Love My Friends, Here’s My Number, Call Me Maybe?
An aspect of elder caregiving I didn’t plan on was dramas involving my parent’s friends. Most crises come in the form of phone calls. One friend, let’s call him Mr. B, is in a care facility. He calls at any hour day and night. He’s oblivious to time. I set Dad’s phone to “sleep hours” so the phone won’t ring at three AM. Some mornings Dad’s received five missed calls during the night.
Mr. B also sends gifts by mail. For example, he sent a package of twenty pairs of reading glasses, tags still on, after my dad said he needed stronger reading glasses. The guy also sends gifts of cans of smoked oysters, clams, sardines and the like because my dad told him I don’t like the smell of them so he doesn’t eat them anymore. They are thoughtful, kind gestures, well-meant, but I still find it–well strange. Not the gifts, but the volume of gifts. I can’t help wondering if he’s hoarding at our house because he can’t in the facility. Thankfully, our caregiver serves Dad the canned seafood for lunch when I’m not in the room. I honestly can’t stand the smell of them.
Dad once got a call from “George” who said he was dying. George was on his way to the hospital, was going to have surgery and didn’t expect to live. My dad tried and tried to call George back. He was so upset he couldn’t reach him. He assumed his friend died. He mourned him, only to have George call him several weeks later from a new care facility. He was calling from the facility’s office phone as someone “had taken” his phone away. There was no mention of his hospitalization, surgery, or any talk of dying. I have no idea even now what happened. The only thing I know is that he moved to a different care center.
Of course some of their friends are confused when they call and the conversations get interesting. There’s a lot of crosstalk. Neither understands what the other is saying. They are talking about different subjects and no one seems to know the difference, or care. I hear juicy tidbits of information you will never hear on the news and political commentary that would rival any talk show in outlandishness. The news would be lucky to have these people as commentators. Their ratings would soar.
We get callers who are upset because they can’t reach a mutual friend or relative. Mary calls saying Susie’s phone is disconnected, has something happened to her? Or, I called Mary several times and no one answers.

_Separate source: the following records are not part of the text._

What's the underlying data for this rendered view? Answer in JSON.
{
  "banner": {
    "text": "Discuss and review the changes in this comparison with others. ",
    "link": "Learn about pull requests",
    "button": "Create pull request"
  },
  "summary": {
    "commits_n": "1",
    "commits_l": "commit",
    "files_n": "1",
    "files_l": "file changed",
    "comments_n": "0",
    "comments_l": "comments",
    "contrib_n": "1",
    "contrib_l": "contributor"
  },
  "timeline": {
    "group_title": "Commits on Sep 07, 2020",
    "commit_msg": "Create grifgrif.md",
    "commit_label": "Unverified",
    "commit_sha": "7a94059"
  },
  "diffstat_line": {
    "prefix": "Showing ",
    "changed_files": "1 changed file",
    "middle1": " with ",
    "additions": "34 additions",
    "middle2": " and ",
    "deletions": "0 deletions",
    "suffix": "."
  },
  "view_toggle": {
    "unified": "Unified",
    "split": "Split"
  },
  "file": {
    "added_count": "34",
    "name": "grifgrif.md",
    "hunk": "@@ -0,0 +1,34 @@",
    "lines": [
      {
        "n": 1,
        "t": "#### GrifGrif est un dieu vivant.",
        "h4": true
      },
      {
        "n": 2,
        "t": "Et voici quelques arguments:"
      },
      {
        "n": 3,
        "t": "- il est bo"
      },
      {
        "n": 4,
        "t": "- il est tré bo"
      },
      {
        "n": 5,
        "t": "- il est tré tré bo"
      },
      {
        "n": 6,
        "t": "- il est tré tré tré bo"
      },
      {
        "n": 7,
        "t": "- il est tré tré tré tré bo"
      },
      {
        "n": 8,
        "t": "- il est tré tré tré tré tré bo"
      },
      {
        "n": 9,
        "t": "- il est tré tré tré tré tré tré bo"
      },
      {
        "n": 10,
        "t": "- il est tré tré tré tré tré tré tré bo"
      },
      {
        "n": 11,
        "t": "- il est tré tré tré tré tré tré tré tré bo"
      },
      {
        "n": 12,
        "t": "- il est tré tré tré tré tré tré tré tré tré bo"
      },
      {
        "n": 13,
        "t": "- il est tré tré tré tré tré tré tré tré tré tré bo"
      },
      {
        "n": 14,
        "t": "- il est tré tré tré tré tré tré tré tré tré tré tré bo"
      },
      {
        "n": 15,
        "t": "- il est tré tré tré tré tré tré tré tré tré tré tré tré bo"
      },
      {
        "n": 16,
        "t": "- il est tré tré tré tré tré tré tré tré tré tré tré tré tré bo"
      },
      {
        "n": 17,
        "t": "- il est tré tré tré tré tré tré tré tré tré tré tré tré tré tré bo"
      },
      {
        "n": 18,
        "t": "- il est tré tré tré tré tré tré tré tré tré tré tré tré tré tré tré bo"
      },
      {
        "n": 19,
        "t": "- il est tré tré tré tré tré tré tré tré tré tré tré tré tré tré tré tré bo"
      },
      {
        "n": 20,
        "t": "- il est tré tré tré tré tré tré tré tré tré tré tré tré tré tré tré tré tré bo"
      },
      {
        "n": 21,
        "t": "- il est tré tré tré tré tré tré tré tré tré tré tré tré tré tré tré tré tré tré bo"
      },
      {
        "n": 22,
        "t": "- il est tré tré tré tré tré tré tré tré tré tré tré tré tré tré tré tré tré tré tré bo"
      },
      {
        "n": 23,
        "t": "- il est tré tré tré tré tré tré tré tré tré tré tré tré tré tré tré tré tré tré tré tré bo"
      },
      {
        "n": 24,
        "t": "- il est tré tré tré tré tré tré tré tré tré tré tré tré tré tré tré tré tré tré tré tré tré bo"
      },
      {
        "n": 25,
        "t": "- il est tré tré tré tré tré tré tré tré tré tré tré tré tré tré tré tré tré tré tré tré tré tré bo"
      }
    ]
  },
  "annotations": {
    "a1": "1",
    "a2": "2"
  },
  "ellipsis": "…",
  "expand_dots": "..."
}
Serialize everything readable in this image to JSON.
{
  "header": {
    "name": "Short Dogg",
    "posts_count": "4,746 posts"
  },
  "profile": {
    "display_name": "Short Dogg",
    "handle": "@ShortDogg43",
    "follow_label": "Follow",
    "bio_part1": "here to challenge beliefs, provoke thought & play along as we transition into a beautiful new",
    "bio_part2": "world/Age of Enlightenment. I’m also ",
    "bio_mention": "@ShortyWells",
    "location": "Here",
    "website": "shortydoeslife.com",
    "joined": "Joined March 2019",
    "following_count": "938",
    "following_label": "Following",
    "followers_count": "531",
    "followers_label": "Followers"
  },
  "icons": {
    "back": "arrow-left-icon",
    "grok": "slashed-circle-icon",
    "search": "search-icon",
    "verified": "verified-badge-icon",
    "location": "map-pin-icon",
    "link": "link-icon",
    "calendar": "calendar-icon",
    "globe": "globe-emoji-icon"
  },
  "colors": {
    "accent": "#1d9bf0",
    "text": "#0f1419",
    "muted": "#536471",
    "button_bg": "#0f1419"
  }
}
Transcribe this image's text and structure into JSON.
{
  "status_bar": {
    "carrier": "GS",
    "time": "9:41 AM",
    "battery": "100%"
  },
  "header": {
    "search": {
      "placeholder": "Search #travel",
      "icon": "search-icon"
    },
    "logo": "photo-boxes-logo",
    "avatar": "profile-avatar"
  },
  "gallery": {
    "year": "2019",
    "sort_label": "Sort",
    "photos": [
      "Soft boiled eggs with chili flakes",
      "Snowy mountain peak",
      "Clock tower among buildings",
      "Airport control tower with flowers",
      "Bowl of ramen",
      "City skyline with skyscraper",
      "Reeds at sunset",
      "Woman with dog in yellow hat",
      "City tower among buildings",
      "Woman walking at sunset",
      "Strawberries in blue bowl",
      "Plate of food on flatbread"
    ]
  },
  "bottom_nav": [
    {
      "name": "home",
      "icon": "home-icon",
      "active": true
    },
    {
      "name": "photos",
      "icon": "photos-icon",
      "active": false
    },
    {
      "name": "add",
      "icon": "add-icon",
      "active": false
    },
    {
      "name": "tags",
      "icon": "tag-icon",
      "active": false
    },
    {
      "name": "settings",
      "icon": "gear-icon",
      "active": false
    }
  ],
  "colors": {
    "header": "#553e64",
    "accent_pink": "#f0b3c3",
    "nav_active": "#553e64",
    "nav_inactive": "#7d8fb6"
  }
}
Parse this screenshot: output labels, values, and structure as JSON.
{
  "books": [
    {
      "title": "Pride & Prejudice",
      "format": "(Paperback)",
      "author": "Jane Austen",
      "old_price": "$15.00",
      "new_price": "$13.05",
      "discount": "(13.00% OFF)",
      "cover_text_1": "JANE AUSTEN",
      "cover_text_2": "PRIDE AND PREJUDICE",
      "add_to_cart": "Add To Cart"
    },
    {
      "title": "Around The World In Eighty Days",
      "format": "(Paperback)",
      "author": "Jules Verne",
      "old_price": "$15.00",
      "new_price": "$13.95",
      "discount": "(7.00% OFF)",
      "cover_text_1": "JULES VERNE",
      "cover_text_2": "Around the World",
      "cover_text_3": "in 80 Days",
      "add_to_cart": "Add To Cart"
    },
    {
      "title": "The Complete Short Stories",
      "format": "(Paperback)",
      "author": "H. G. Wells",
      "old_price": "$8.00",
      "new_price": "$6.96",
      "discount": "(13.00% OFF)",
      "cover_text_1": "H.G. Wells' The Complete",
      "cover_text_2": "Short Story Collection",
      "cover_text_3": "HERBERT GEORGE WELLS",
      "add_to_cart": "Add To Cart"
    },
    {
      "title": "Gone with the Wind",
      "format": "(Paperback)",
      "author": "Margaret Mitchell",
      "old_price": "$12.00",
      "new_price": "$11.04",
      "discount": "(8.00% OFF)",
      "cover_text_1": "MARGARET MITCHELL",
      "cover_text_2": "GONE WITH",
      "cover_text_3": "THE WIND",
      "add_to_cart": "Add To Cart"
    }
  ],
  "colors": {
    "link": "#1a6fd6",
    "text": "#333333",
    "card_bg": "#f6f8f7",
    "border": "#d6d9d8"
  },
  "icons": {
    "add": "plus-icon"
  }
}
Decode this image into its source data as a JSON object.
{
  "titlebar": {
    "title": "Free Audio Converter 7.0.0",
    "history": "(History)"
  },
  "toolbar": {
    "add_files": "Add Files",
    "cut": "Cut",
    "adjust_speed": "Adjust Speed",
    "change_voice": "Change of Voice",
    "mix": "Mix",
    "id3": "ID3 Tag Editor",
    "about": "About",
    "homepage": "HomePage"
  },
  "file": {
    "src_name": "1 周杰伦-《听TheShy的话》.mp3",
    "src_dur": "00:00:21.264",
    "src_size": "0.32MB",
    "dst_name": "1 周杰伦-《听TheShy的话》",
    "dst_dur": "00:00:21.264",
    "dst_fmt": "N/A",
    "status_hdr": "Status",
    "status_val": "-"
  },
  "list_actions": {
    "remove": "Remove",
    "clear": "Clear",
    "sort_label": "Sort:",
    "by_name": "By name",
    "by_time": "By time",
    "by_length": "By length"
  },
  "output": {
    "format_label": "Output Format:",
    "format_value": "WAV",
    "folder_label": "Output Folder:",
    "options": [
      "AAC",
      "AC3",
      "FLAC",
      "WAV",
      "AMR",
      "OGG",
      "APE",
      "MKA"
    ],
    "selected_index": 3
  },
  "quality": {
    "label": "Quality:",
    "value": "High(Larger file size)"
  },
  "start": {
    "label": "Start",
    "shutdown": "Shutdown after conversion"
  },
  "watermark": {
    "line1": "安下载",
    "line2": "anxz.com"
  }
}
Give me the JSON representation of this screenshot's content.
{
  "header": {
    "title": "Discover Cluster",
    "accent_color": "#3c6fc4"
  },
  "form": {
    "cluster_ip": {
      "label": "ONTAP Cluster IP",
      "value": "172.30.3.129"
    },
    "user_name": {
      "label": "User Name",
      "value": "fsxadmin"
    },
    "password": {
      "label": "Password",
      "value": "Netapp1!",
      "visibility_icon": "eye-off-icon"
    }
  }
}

When we look into these disturbing events, we find the elder misdialed and got the wrong number or the friend couldn’t hear the phone and hasn’t set-up their voice mail. So far, not once have the feared outcomes happened, thank goodness.
These issues are real and distressing to the elderly. Friends are important. They lose friends every year. I would never laugh at them in the situation. When I am alone, though, I can’t help seeing the funny side of it. I hope I’m able to laugh at myself when I am in my 90’s. I think I’ll start laughing at myself today, in case I don’t reach 90.